## Action item
Output the line that contains "Enumerate this screenshot's", then every line beneath it through the end of the records, exactly as given and with no other lines.

## Data to process
Start of Block
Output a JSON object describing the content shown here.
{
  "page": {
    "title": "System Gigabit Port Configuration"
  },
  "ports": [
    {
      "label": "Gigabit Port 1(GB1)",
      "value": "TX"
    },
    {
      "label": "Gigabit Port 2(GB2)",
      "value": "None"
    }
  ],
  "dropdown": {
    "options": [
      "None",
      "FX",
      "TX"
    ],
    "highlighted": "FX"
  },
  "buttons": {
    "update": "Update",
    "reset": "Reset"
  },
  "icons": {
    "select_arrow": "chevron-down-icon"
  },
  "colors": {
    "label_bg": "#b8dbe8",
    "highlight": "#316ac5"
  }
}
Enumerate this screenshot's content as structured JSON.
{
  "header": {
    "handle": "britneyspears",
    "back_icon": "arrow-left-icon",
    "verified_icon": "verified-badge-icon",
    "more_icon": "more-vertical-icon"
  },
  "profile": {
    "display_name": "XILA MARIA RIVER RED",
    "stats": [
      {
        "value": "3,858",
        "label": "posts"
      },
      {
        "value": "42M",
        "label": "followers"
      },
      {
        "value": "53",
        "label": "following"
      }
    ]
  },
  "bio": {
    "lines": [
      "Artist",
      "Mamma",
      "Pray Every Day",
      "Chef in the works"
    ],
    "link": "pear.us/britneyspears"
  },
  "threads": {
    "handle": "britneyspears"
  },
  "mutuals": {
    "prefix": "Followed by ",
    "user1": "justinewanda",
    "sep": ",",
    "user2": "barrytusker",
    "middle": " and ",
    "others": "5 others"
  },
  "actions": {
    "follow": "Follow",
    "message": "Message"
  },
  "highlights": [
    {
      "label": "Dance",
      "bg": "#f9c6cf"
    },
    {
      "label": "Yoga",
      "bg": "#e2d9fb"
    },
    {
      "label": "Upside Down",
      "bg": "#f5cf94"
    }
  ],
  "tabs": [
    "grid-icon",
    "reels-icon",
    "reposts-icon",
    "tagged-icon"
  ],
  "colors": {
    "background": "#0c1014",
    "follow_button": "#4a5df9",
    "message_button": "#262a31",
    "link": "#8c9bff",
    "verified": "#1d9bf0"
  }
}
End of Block
## Exercise result
Enumerate this screenshot's content as structured JSON.
{
  "header": {
    "handle": "britneyspears",
    "back_icon": "arrow-left-icon",
    "verified_icon": "verified-badge-icon",
    "more_icon": "more-vertical-icon"
  },
  "profile": {
    "display_name": "XILA MARIA RIVER RED",
    "stats": [
      {
        "value": "3,858",
        "label": "posts"
      },
      {
        "value": "42M",
        "label": "followers"
      },
      {
        "value": "53",
        "label": "following"
      }
    ]
  },
  "bio": {
    "lines": [
      "Artist",
      "Mamma",
      "Pray Every Day",
      "Chef in the works"
    ],
    "link": "pear.us/britneyspears"
  },
  "threads": {
    "handle": "britneyspears"
  },
  "mutuals": {
    "prefix": "Followed by ",
    "user1": "justinewanda",
    "sep": ",",
    "user2": "barrytusker",
    "middle": " and ",
    "others": "5 others"
  },
  "actions": {
    "follow": "Follow",
    "message": "Message"
  },
  "highlights": [
    {
      "label": "Dance",
      "bg": "#f9c6cf"
    },
    {
      "label": "Yoga",
      "bg": "#e2d9fb"
    },
    {
      "label": "Upside Down",
      "bg": "#f5cf94"
    }
  ],
  "tabs": [
    "grid-icon",
    "reels-icon",
    "reposts-icon",
    "tagged-icon"
  ],
  "colors": {
    "background": "#0c1014",
    "follow_button": "#4a5df9",
    "message_button": "#262a31",
    "link": "#8c9bff",
    "verified": "#1d9bf0"
  }
}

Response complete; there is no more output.